Lifting – A situation where a section of tape has pulled away from the surface to which it has been applied.
Off-Core – Layers of tape are in correct alignment, but tape is displaced sideways on the core.
Oozing – A “squeezing out” of the adhesive from under the backing. It occurs when the edges of a roll become tacky.
Out-Gassing – The release of volatile components under heat or vacuum.
Over-run – A quantity of material more than the amount ordered. Trade practices permit +/- 10% tolerance for customer over-runs and under-runs.
Pancake-wound rolls – Most typical supply form for pressure-sensitive tapes. Each layer of tape is directly on top of the last one (with or without a liner).
Peel/Adhesion Test– The measurement of the adhesive or bond strength between two materials, expressed in ounces/inch.
Perforating – Hole-punching the release liner, usually between kiss-cut parts.
Reinforcements – A material added to a tape to provide additional strength.
Release Coating (easy unwind treatment) – A coating applied to the backing on the side opposite the adhesive that provides ease of unwind and prevents delaminating or tearing. Without a release coating, the tape would adhere to its own back and would not unwind.
Release Coat Transfer (Silicone Transfer) – Particles of the release coat stick to the adhesive on unwind; the resulting tape will have little or no ability to stick.
Release Liner – Siliconized paper or film coated on one or both sides that protects the adhesive until use. The liner is removed and discarded before application. Most frequently found on double-coated tapes and labels. Fluorosilicone liners are available in unique situations that required silicone adhesive to release.
Rewind Slitting – Preferred method for slitting large volumes of standard sized rolls of pressure-sensitive tape. In this process, large master rolls of jumbos are used to unwind tape and then are rewound layer over layer across a set of pre-spaced cores.
Saturation (impregnation) – Adding material (saturant) to the backing for improvement of physical properties and resistance to various deleterious environments.

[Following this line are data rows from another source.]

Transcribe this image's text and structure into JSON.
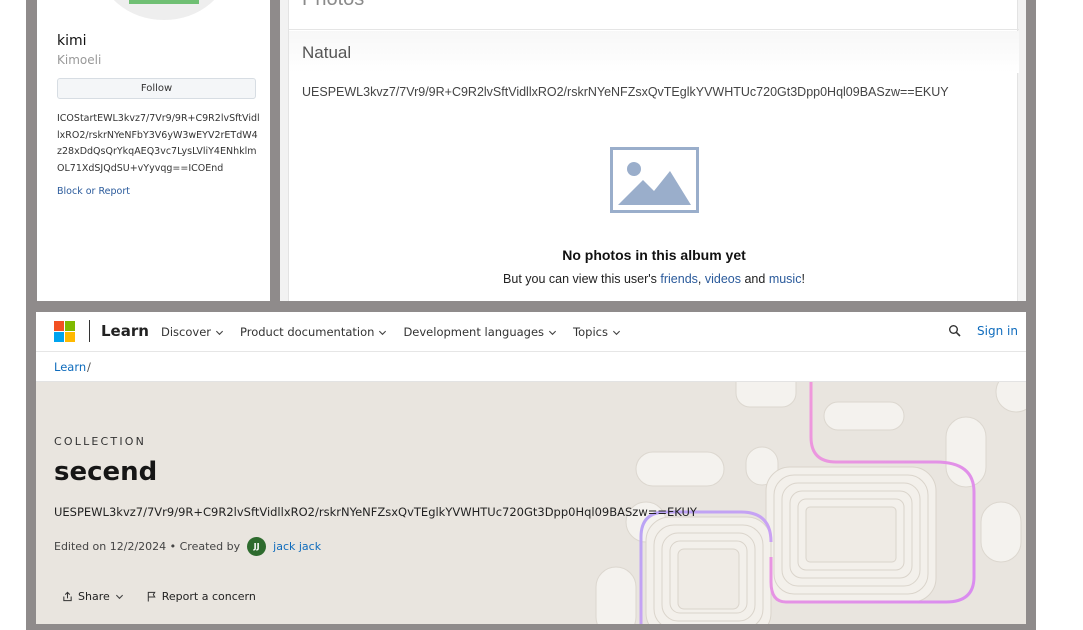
{
  "profile": {
    "name": "kimi",
    "handle": "Kimoeli",
    "follow_label": "Follow",
    "code_text": "ICOStartEWL3kvz7/7Vr9/9R+C9R2lvSftVidllxRO2/rskrNYeNFbY3V6yW3wEYV2rETdW4z28xDdQsQrYkqAEQ3vc7LysLVliY4ENhklmOL71XdSJQdSU+vYyvqg==ICOEnd",
    "block_report": "Block or Report"
  },
  "album": {
    "section_heading": "Photos",
    "title": "Natual",
    "code_text": "UESPEWL3kvz7/7Vr9/9R+C9R2lvSftVidllxRO2/rskrNYeNFZsxQvTEglkYVWHTUc720Gt3Dpp0Hql09BASzw==EKUY",
    "empty_title": "No photos in this album yet",
    "empty_prefix": "But you can view this user's ",
    "link_friends": "friends",
    "sep_comma": ", ",
    "link_videos": "videos",
    "sep_and": " and ",
    "link_music": "music",
    "empty_suffix": "!",
    "placeholder_icon": "image-icon"
  },
  "learn": {
    "brand": "Learn",
    "nav": [
      {
        "label": "Discover"
      },
      {
        "label": "Product documentation"
      },
      {
        "label": "Development languages"
      },
      {
        "label": "Topics"
      }
    ],
    "sign_in": "Sign in",
    "breadcrumb_root": "Learn",
    "breadcrumb_sep": "/",
    "eyebrow": "COLLECTION",
    "title": "secend",
    "code_text": "UESPEWL3kvz7/7Vr9/9R+C9R2lvSftVidllxRO2/rskrNYeNFZsxQvTEglkYVWHTUc720Gt3Dpp0Hql09BASzw==EKUY",
    "edited": "Edited on 12/2/2024 • Created by",
    "author_initials": "JJ",
    "author": "jack jack",
    "share": "Share",
    "report": "Report a concern",
    "colors": {
      "accent": "#0f6cbd",
      "hero_bg": "#e9e5df",
      "logo_red": "#f25022",
      "logo_green": "#7fba00",
      "logo_blue": "#00a4ef",
      "logo_yellow": "#ffb900"
    }
  },
  "icons": [
    "microsoft-logo",
    "chevron-down-icon",
    "search-icon",
    "share-icon",
    "flag-icon",
    "image-icon"
  ]
}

Self-Wound Roll – A roll of tape in which each layer of tape is directly on top of the last one. The roll contains no liner.
Single Coated Tape – A pressure-sensitive tape consisting of a carrier with adhesive coated only on one side.

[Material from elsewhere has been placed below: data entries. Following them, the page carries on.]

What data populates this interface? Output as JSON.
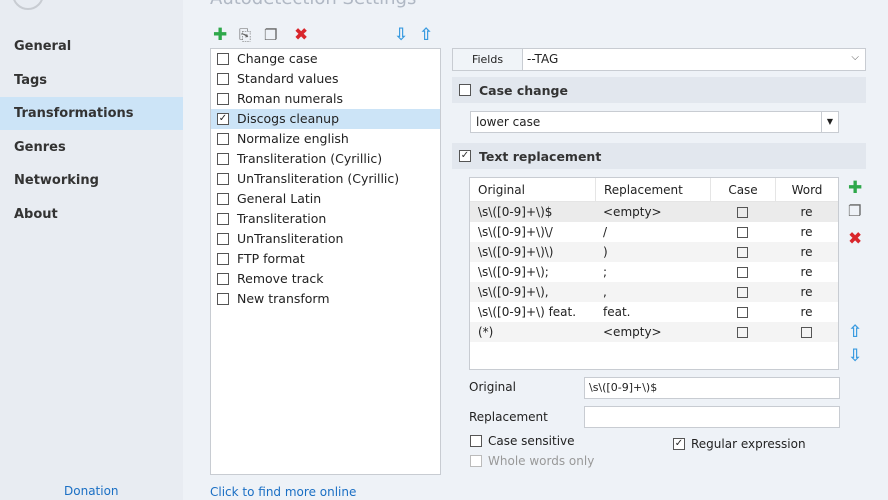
{
  "sidebar": {
    "items": [
      "General",
      "Tags",
      "Transformations",
      "Genres",
      "Networking",
      "About"
    ],
    "selected": 2,
    "donation": "Donation"
  },
  "header": {
    "title": "Autodetection Settings"
  },
  "toolbar": {
    "add": "add-icon",
    "add_copy": "add-file-icon",
    "copy": "copy-icon",
    "delete": "delete-icon",
    "down": "arrow-down-icon",
    "up": "arrow-up-icon"
  },
  "transforms": [
    {
      "label": "Change case",
      "checked": false
    },
    {
      "label": "Standard values",
      "checked": false
    },
    {
      "label": "Roman numerals",
      "checked": false
    },
    {
      "label": "Discogs cleanup",
      "checked": true,
      "selected": true
    },
    {
      "label": "Normalize english",
      "checked": false
    },
    {
      "label": "Transliteration (Cyrillic)",
      "checked": false
    },
    {
      "label": "UnTransliteration (Cyrillic)",
      "checked": false
    },
    {
      "label": "General Latin",
      "checked": false
    },
    {
      "label": "Transliteration",
      "checked": false
    },
    {
      "label": "UnTransliteration",
      "checked": false
    },
    {
      "label": "FTP format",
      "checked": false
    },
    {
      "label": "Remove track",
      "checked": false
    },
    {
      "label": "New transform",
      "checked": false
    }
  ],
  "find_more": "Click to find more online",
  "fields": {
    "label": "Fields",
    "value": "--TAG"
  },
  "case_change": {
    "label": "Case change",
    "checked": false,
    "mode": "lower case"
  },
  "text_replacement": {
    "label": "Text replacement",
    "checked": true
  },
  "table": {
    "headers": [
      "Original",
      "Replacement",
      "Case",
      "Word"
    ],
    "rows": [
      [
        "\\s\\([0-9]+\\)$",
        "<empty>",
        "",
        "re"
      ],
      [
        "\\s\\([0-9]+\\)\\/",
        "/",
        "",
        "re"
      ],
      [
        "\\s\\([0-9]+\\)\\)",
        ")",
        "",
        "re"
      ],
      [
        "\\s\\([0-9]+\\);",
        ";",
        "",
        "re"
      ],
      [
        "\\s\\([0-9]+\\),",
        ",",
        "",
        "re"
      ],
      [
        "\\s\\([0-9]+\\) feat.",
        " feat.",
        "",
        "re"
      ],
      [
        "(*)",
        "<empty>",
        "",
        ""
      ]
    ]
  },
  "form": {
    "original_label": "Original",
    "original_value": "\\s\\([0-9]+\\)$",
    "replacement_label": "Replacement",
    "replacement_value": "",
    "case_sensitive": "Case sensitive",
    "whole_words": "Whole words only",
    "regex": "Regular expression"
  },
  "colors": {
    "accent": "#cce4f7",
    "link": "#1a6fc4",
    "green": "#2ea84a",
    "red": "#d9262c",
    "blue": "#3a9be0"
  }
}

Splice – A point at which two separate lengths of tape are joined.
Spool (Traverse) Wound Rolls – One layer of tape starts on a side of the core. The next layer overlaps with the first one and then the tape is wound back and forth traversing from one side of the core to the other. This process allows for much longer rolls, thus reducing the downtime involved with constant roll changes.
Tack – The condition of the adhesive when it feels sticky or highly adhesive. Sometimes used to express the ideas of pressure sensitivity.
Tearing – Breaking or slivering of a tape during unwind.
Tear Resistance – The ability of a tape to resist tearing after a tear have been started by cutting or nicking of the edge.
Telescoping – A sideways sliding of the tape layers, one over the other, such that the roll looks like a funnel or a telescope.
Tensile Strength (brake strength) – The force required to break a piece of tape by pulling on opposite ends of the piece.
Machine direction tensile – Tensile strength measured parallel to the length of the tape. Unless otherwise specified, tensile strengths are measured in the machine direction.
Thickness – Distance from one surface of a tape, backing or adhesive to the other, usually expressed in mils or thousandths of an inch. This is measured under slight pressure with a special gauge.
Tolerance – Maximum allowable variation from agreed-upon or specified dimensions throughout the manufacturing or converting process.
Transfer Tape – An unsupported pressure-sensitive adhesive tape. Transfer tapes consist of an adhesive and a coated release liner.
Uniformity – The consistency of a single type of tape either within a single roll, from roll to roll, or from lot to lot.
Unwind or Unwind Adhesion (unrolling) – The force required to remove the tape from the roll.
Weaving – A poorly wound roll of tape in which the individual layers of tape are not in alignment with one another.